Page and application data records

<<<<

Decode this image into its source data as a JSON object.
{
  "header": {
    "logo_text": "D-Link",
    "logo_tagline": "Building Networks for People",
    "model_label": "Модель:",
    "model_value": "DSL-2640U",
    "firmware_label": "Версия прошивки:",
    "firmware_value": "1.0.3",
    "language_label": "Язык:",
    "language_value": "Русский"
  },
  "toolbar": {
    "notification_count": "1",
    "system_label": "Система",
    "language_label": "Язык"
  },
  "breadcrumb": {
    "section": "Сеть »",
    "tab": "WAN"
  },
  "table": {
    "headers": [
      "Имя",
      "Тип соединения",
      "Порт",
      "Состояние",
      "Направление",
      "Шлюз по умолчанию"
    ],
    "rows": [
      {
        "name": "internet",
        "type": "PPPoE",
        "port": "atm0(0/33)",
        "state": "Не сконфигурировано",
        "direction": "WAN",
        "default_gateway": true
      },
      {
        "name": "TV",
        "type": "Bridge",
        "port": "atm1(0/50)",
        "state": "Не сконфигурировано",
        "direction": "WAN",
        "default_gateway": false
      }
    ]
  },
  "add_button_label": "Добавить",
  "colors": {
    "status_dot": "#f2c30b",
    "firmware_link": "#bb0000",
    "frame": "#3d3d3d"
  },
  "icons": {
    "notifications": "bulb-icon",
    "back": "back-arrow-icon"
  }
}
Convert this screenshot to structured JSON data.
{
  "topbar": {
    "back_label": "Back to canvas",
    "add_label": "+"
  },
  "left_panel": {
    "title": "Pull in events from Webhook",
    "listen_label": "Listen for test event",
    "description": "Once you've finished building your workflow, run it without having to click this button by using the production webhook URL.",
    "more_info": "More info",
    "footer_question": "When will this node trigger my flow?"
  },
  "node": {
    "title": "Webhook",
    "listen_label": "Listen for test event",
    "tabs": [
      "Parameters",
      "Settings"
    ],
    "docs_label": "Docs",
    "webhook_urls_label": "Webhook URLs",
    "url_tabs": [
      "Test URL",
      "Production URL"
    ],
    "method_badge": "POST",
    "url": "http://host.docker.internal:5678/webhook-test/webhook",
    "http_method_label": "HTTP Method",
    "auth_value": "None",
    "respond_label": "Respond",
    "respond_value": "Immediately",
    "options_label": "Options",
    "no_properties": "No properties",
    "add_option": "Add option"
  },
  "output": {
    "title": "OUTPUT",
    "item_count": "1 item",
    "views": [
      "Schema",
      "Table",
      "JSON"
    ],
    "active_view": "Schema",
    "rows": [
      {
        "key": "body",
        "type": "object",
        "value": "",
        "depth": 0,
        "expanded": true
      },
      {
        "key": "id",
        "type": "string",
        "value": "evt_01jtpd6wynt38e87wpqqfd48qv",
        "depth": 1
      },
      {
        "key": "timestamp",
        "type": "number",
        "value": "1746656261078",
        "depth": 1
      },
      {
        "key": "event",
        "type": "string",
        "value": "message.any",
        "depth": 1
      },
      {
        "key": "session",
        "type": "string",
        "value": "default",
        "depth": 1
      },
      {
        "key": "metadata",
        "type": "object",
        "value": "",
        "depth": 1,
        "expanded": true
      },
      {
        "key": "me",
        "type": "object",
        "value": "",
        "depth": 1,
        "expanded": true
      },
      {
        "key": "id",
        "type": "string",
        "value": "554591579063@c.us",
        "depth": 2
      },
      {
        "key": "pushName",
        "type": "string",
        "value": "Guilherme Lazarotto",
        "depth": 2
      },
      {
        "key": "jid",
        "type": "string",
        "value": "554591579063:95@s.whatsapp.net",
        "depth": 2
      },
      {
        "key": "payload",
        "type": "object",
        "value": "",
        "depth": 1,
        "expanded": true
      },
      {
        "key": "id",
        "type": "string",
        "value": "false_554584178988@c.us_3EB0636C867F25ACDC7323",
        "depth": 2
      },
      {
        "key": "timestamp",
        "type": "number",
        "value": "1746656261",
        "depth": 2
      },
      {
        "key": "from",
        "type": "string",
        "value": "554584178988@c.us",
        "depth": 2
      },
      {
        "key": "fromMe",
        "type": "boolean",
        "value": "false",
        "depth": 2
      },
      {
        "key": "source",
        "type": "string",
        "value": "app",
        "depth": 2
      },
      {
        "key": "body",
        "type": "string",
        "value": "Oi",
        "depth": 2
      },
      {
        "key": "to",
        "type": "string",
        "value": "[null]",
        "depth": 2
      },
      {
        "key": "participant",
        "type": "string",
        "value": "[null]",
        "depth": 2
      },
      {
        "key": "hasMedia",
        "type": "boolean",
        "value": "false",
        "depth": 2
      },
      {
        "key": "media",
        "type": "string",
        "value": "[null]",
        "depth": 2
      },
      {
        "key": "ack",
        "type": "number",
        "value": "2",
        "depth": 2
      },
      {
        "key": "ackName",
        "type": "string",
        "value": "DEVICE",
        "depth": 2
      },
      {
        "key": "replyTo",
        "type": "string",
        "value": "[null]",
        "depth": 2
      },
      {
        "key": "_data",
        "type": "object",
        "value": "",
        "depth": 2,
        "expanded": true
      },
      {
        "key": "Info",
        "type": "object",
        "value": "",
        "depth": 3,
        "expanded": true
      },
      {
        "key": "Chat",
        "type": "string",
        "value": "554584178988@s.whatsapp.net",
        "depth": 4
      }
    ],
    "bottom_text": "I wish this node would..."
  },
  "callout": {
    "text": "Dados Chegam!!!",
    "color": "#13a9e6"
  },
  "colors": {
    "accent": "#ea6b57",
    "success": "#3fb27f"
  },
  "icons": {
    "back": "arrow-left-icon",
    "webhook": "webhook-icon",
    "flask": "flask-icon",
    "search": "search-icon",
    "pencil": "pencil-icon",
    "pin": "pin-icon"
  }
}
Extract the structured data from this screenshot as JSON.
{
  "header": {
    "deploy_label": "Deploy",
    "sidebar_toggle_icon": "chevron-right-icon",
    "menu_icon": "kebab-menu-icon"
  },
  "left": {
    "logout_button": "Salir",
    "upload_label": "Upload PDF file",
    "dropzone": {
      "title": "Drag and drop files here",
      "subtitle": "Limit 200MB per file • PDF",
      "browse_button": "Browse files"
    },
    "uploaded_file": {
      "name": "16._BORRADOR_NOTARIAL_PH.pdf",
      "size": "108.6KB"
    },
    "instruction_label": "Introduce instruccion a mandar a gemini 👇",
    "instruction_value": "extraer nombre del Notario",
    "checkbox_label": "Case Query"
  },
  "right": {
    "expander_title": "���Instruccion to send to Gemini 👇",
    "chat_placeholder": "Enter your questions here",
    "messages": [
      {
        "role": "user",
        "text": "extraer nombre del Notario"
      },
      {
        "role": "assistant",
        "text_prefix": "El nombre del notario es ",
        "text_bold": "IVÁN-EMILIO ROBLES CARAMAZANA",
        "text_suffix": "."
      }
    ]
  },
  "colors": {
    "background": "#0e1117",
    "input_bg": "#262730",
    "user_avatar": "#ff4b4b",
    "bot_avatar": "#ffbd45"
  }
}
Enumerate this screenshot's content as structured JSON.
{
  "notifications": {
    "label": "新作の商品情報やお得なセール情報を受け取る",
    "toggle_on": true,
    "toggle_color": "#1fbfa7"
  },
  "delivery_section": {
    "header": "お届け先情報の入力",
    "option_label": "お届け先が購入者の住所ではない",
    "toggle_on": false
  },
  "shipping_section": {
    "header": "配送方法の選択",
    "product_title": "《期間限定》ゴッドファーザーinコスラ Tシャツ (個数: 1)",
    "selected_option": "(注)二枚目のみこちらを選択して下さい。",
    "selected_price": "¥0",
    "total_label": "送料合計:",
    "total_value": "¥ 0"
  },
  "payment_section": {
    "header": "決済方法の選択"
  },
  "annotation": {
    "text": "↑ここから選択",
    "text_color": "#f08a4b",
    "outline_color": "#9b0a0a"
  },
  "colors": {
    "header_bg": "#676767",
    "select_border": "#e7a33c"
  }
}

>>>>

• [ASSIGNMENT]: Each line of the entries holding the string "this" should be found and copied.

• [EXERCISE RESULT]:
Decode this image into its source data as a JSON object.
Convert this screenshot to structured JSON data.
    "description": "Once you've finished building your workflow, run it without having to click this button by using the production webhook URL.",
    "footer_question": "When will this node trigger my flow?"
    "bottom_text": "I wish this node would..."
Extract the structured data from this screenshot as JSON.
Enumerate this screenshot's content as structured JSON.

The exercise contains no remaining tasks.